Thursday, January 19, 2023

Issue:

Mackay and Whitsunday Life

Calen Needs A Doctor

Last year, Mackay and Whitsunday Life listened to the call of Calen locals, who say they are in desperate need of a doctor for the small rural town.

A local resident known as ‘Lyn Ellen’ spoke out about the dangers to the widespread rural community, whose residents are playing Russian Roulette with their health due to GP services not being available.

The issue is that the nearest medical centres to Calen are in Proserpine, Mackay or the Pioneer Valley. Residents often have to wait longer than two weeks to see a doctor due to high demand at the closest medical centres, and on top of that, they need to take half a day or more from work to accommodate the lengthy drive and wait times once they arrive. Add to these factors the cost of fuel, the result is that locals are leaving their health to chance, and those with chronic conditions aren’t being monitored as closely as they should be.

We spoke to Calen’s pharmacist, Kaz Olaniyan, to hear how the lack of close medical care is impacting local residents.

“The challenge people here face is the distance to see a doctor,” Mr Olaniyan said.

“Sometimes they are having two to four weeks before they are able to see a doctor in Mackay, even just to get a prescription for their essential medications. We try our best here, within the law, to assist when they run out of medication, but we are only able to supply three days’ worth of medication in some cases which is not enough if they have more than a weeks’ wait to see a doctor.”
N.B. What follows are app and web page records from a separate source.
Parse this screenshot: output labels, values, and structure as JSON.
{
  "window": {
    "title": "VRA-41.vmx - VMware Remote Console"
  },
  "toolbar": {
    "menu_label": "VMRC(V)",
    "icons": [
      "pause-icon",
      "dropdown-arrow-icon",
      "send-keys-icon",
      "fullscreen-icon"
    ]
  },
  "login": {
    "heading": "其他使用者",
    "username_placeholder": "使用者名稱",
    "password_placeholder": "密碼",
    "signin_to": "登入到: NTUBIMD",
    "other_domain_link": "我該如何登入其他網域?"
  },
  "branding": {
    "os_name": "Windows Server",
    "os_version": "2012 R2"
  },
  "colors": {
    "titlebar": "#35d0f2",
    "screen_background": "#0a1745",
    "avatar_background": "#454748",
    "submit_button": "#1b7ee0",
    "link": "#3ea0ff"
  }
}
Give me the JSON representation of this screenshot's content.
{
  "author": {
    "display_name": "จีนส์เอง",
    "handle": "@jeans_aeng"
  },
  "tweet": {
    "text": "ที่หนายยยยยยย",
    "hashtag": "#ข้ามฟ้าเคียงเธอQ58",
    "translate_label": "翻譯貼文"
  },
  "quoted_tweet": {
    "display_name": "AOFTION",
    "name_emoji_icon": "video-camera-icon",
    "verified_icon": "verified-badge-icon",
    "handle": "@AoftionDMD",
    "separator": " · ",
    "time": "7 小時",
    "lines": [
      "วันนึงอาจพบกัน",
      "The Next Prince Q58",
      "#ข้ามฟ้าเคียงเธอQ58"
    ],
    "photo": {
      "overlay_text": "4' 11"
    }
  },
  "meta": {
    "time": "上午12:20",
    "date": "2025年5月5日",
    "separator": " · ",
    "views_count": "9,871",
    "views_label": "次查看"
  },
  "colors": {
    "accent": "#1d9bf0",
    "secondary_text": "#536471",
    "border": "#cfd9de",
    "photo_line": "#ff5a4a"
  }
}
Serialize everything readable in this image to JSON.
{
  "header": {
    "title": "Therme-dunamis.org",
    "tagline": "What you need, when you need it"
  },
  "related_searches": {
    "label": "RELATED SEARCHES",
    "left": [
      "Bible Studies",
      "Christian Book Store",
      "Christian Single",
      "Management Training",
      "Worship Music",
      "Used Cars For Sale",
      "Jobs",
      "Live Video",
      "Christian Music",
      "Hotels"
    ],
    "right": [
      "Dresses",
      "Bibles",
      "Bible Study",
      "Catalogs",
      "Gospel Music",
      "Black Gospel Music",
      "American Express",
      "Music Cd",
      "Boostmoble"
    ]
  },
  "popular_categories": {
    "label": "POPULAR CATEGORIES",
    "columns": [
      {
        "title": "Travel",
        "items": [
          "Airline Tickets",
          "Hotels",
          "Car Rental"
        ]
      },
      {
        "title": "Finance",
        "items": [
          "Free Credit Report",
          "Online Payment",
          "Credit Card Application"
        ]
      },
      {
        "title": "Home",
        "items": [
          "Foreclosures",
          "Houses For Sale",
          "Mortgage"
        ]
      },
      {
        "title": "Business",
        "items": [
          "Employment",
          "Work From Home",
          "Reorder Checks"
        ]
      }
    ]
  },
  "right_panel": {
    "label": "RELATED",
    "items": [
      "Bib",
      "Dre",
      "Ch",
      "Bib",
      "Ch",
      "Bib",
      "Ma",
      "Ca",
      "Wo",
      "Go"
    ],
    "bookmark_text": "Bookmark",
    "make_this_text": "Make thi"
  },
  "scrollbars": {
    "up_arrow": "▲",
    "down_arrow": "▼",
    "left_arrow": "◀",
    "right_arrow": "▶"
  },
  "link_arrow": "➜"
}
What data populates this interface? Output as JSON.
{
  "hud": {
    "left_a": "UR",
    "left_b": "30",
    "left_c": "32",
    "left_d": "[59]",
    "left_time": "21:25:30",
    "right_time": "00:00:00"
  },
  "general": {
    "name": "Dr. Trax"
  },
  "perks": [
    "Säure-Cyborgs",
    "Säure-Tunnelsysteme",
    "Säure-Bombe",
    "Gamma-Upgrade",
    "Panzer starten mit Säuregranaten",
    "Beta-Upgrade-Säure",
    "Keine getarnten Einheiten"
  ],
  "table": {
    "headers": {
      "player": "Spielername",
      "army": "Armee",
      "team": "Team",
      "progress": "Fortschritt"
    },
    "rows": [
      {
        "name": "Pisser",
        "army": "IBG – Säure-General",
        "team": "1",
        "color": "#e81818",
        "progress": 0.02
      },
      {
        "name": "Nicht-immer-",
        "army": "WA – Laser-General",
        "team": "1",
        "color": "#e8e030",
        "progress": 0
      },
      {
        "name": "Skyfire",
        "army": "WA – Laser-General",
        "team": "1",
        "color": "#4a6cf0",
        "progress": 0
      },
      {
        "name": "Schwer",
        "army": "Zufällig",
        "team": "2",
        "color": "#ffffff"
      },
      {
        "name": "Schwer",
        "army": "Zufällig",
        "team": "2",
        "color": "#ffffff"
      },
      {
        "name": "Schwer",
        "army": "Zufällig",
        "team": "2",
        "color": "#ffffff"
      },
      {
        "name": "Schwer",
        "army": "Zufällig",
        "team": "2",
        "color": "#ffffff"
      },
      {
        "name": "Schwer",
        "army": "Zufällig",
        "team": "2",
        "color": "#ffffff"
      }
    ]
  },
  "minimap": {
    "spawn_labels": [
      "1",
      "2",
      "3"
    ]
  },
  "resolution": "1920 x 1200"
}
“This is why we so desperately need a doctor here, not only for Calen but all the other rural areas surrounding Calen such as Seaforth, Bloomsbury, Pindi Pindi, Kuttabul, Midge Point and more.

“Some people travel to Airlie Beach to see a doctor sooner, which I do not think is good enough.”

Mr Olaniyan said many people suffering from chronic conditions need closer medical support.

“Calen is just a mini-Australia. What you see in other places is what you see here, just on a smaller scale. So there are people with diabetes, cardiovascular disease, respiratory issues, pregnant women, cancer, kidney disease, and we haven’t even covered the range of accidents which can happen on the farms. Many people here work the land,” he said.

“The need for us to have a doctor here is desperate, I don’t use that word lightly.”

Although there are telehealth options and some medical centres will fax a prescription to the pharmacy, Mr Olaniyan said this doesn’t solve the problem.

“There are many conditions that a doctor will want to see a patient for, and a prescription is only a small part of a person’s health. When someone delays their visit to see a doctor, they could be making a life-threatening disease worse without knowing.

“For painkillers and other controlled medications, a doctor will usually insist on seeing a patient before prescribing, so while telehealth options can help in some cases, in others it could potentially make a situation more dangerous,” he said.

The flow-on effect is that the lack of close medical care in Calen means there is added pressure on the local ambulance service based at Calen.

“When people can’t see a doctor, the last resort is emergency,” Mr Olaniyan said.

“It puts pressure on the ambulance which could have been avoided, which then puts added pressure on the emergency departments in Mackay and Proserpine.

“A doctor here would make the difference. It only needs to be one or two days a week. It could be a travelling rural clinic or something similar, there must be a solution Queensland Health can provide.”

Mr Olaniyan opened the Calen pharmacy around two years ago, as well as one in Seaforth about a year ago, to help the rural communities who had no close access to medications. He operates the Calen pharmacy in the mornings and the Seaforth pharmacy in the afternoons, with Seaforth also open on Saturday.

Also at the heart of Calen is the newsagency, where grabbing a loaf of bread usually comes with a chat to Mavis or Peta.

Peta Sturdy said her mother had to wait almost two weeks to see her doctor in Mackay just to get a repeat prescription.

“You need to take a day to see a doctor in Mackay, and when you work 6-days per week, it’s hard to find that sort of time,” Ms Sturdy said.

“If there was a doctor here, you could schedule it into a lunch break.

“I know I’ve had to use the ambulance a couple of times for things that could have been seen by a GP instead, which puts added pressure on the two guys here who cover the ambulance.

“Not only is it the time, it’s the cost, the added wear and tear on the car. My kids are older now but in the past, it was a mission to pack everyone up when my husband was working just to go to the doctor.

“There’s no question, Calen needs a doctor.”

In other news